    This proposal on democracy and human rights, was not only ignored by the major players at the SAARC Summit, but was not even taken seriously by any media. …..
    This whole region is beset, not with a people’s will to live a democratic life respecting human rights and rule of law, but crooked and warped regimes using procedural democracies to reign over its people. These regimes collaborate across borders and their intelligence agencies work in tandem, on the pretext they work to eradicate ‘insurgency’ or ‘terrorism.’ For all such cross border co-ordination and collaboration in restricting functional democracies and erecting growing military regimes, they raise two huge hoardings that read as “eradication of global terrorism after New York 9/11 and Mumbai 26/11.” While regimes gang up across borders against their own people, the civil society platforms and forums have failed to take up the cue and rally regional people’s power. They have to date failed to recognise the necessity in giving President Nasheed’s suggestion to have a regional mechanism to monitor human rights in the region and they are yet to give heed to the Commonwealth proposal for a monitoring mechanism on human rights, democracy and rule of law. Civil society leaders restricting themselves to local and sectoral issues, have also failed the people in the region. They have allowed sinister regimes to dictate over people’s lives and that’s how we live today. “Tomorrow” is left to be discussed.”

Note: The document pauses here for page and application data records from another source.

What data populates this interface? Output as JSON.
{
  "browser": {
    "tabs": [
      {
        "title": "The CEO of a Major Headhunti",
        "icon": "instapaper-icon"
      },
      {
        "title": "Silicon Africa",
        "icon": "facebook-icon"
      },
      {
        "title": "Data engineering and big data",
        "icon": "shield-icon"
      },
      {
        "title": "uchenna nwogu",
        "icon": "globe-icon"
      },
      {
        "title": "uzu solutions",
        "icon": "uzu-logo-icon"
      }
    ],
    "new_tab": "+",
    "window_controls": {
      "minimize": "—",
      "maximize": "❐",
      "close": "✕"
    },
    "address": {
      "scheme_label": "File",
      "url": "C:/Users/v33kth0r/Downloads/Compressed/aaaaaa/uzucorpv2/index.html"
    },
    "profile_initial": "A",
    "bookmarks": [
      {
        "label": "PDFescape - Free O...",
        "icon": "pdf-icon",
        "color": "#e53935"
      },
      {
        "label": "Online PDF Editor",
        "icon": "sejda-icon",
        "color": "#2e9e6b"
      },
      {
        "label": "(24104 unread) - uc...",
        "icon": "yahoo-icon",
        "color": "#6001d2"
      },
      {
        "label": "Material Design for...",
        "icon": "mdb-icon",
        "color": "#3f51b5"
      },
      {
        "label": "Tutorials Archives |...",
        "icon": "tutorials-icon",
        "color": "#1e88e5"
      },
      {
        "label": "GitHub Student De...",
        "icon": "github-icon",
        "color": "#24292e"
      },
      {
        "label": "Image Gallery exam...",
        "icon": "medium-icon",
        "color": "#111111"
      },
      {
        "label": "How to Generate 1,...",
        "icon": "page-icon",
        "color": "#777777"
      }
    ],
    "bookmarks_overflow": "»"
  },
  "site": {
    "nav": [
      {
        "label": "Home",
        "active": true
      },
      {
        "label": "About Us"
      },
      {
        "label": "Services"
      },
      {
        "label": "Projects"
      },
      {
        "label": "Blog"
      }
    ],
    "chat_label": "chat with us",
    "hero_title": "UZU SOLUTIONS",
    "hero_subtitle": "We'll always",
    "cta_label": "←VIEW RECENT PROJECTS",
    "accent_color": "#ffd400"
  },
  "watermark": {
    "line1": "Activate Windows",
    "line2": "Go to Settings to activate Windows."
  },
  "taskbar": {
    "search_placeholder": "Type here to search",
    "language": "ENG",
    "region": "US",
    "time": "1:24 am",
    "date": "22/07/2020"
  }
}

    With this ‘general’ at the back of our head, let’s tackle the ‘particular’ Jayaratne exposes – each and every ‘particular’ needs to be tackled asap(as soon as possible) and amap(as much as possible).